Here are some gems of wisdom from a veteran pastor to the younger generation. read more
Page 1 of 2
It’s easy to tell whether a person is giving an excuse. Whether you’re a teacher, a parent or a leader, we’ve all heard excuses from other people that don’t quite add up.
While determining the validity of someone else’s excuse is fairly black and white, it’s not so easy when it comes to the excuses we give ourselves. Oftentimes we give ourselves a lot more slack with our own excuses. It’s taken me years to realize that the excuses I often find “acceptable” can possibly destroy the influence, leadership potential and personal growth I want to accomplish.
Here are three of the most common acceptable excuses I’ve found myself giving over the past few years. But I have recently realized the danger of using them: read more
My wife Ann and I lead busy lives. Yet, despite the flurry of activity, God has protected us from the ravages of spiritual collapse. One of the reasons is that we’ve been able to keep up a daily personal devotional life. For us, it’s a key to sanity!
Many of us are task oriented. What we DO is the measure of our success. If you ask people why Jesus was successful most will point to the to the things he did. “He healed the sick…cast out demons…raised the dead…preached to the multitudes”…and the list goes on. And yet, there’s an aspect of the Messiah’s life that involved doing ‘nothing,’ but spending time alone with the Father. So significant were these times that all four Gospels mention them. In fact, Luke 5:16 says that “Jesus often withdrew to lonely places and prayed.” read more
1. Preach to Yourself
When God has asked me to do something that seems impossible for me, I have to preach to myself to defeat the fear and uncertainty that try to control me.
2. Don't Quit
In a relationship? In business? In reaching your personal goals? Will you give in to fear of failure and quit trying? The important thing to remember when you fail is not to quit. History shows that failure can actually become a catalyst to propel you to success.
3. Take Courage
You have to have courage against all odds. You have to be willing to face down frightening voices and take a risk to move forward into your destiny. You cannot give into the spirit of timidity and draw back when times get tough. read more
There is something about the holiday season that amplifies our feelings. When we are having a good year, we see God’s joy and blessing around every corner.

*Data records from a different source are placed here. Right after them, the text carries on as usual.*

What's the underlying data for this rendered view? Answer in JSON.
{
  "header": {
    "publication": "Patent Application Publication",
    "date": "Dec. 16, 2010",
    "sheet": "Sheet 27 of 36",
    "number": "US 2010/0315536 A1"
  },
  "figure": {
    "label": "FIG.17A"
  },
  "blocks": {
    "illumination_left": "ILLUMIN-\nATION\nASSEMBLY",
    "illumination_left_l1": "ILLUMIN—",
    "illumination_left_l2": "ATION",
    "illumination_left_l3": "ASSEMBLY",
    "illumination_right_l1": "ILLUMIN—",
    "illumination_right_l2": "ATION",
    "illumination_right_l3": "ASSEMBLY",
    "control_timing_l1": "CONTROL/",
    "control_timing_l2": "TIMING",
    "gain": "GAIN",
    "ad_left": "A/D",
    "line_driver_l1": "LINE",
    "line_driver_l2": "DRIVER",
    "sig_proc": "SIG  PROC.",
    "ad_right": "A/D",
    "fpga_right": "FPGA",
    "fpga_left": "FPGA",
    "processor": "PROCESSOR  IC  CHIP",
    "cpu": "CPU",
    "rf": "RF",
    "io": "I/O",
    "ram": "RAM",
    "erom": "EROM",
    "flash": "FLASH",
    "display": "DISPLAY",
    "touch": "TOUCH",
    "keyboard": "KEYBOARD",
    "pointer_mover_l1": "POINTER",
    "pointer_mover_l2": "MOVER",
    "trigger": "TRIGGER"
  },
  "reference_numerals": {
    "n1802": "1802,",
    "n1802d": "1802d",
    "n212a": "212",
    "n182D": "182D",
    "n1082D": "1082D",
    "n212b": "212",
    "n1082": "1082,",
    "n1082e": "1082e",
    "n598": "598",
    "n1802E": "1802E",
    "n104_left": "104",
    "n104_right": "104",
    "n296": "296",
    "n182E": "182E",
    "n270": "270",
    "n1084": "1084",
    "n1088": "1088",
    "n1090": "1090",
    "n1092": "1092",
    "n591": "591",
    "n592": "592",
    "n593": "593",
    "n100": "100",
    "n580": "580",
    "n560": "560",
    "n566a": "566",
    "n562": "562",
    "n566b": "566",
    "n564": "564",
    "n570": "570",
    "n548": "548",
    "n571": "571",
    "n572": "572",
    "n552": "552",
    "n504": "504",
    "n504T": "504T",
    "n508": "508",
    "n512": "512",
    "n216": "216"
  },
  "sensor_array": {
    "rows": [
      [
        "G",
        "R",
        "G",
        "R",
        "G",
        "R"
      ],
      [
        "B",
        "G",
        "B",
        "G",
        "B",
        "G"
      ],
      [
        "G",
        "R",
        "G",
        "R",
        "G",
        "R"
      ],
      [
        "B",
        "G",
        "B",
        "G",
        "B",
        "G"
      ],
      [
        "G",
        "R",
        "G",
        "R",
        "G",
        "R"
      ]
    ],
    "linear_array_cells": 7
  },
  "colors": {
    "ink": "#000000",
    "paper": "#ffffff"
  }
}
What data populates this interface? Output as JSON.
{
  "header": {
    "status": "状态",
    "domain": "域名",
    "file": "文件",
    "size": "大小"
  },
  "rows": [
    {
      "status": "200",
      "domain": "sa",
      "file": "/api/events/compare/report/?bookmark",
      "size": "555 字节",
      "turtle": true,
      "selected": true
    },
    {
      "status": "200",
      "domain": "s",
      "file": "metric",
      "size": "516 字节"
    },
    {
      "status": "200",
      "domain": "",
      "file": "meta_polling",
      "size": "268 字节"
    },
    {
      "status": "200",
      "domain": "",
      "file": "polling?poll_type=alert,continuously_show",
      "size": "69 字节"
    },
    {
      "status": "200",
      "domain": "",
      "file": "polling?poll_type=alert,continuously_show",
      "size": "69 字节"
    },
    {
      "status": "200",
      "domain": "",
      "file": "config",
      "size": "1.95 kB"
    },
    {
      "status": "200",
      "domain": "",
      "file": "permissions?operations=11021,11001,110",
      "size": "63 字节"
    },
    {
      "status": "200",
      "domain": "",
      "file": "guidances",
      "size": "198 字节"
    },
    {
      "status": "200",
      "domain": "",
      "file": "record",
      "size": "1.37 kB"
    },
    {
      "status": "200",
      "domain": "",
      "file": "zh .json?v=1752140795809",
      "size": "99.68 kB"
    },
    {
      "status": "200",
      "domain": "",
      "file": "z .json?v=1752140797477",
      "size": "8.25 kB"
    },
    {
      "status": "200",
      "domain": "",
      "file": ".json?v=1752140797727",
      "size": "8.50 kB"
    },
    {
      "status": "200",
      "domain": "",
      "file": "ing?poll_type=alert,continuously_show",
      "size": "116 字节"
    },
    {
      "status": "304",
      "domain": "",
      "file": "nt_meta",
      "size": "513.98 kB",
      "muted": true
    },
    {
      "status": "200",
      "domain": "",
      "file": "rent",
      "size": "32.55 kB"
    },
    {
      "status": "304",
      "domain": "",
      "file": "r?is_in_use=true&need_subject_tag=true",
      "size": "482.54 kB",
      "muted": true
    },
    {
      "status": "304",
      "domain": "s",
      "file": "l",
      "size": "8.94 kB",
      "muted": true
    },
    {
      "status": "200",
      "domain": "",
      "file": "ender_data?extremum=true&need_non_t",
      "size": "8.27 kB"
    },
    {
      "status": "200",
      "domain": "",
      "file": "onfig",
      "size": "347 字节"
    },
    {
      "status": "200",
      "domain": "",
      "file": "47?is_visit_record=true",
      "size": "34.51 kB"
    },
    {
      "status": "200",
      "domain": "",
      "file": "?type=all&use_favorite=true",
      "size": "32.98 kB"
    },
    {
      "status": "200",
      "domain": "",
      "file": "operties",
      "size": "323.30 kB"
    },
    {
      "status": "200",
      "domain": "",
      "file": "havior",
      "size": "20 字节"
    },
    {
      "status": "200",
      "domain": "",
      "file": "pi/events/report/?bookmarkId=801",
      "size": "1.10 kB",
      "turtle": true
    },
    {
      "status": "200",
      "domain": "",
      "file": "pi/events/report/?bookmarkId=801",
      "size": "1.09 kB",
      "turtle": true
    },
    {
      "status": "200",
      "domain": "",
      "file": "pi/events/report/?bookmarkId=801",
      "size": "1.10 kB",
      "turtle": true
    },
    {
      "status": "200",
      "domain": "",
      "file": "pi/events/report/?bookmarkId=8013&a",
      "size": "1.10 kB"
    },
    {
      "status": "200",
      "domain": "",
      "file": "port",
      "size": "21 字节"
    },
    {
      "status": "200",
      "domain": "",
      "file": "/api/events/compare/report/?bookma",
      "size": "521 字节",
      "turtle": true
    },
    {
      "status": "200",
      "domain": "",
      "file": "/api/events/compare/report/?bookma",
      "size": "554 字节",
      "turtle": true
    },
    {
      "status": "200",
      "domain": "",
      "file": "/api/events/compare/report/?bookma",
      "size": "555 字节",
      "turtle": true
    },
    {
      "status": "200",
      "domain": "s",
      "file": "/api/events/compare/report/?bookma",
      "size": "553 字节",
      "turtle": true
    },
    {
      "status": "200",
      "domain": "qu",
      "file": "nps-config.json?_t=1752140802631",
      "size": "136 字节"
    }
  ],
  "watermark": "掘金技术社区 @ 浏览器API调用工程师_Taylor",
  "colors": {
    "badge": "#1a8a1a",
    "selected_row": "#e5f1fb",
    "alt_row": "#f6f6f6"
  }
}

But then there are the years of loss. This season, there will be people in your church who are grieving deeply. In fact, that person might be you.
Grief has many causes; from the loss of a loved one to the loss of a job. The holiday season seems to also bring out the loss of dreams, and desperation of what might never be.
In this article, I won’t be able to help you make people feel better. Grief is a deep valley that must be traversed at different times of life. However, you should find some new tools here that will help you love the people you walk with in tangible ways and give you the insight to share God’s perspective. read more
1. Use a team approach. You’re not a doctor, and you don’t play one on TV. Use a strength-based approach by tapping into the expertise of professional and trained individuals in the field of counseling or social work. Seek their guidance and incorporate their suggestions in the efforts to aide a grieving family. Ask them about external supports or resources that are best suited to meet the needs of the family. Some families may not be comfortable revealing their feelings to their church family, so respect their right to privacy in seeking outside support.
Devon A. Blackwood counsels at Johns Hopkins and Hope Health Systems and is president and CEO of B.W. Affiliates. He is the author of Planted By Water and is writing his third book, My Season. read more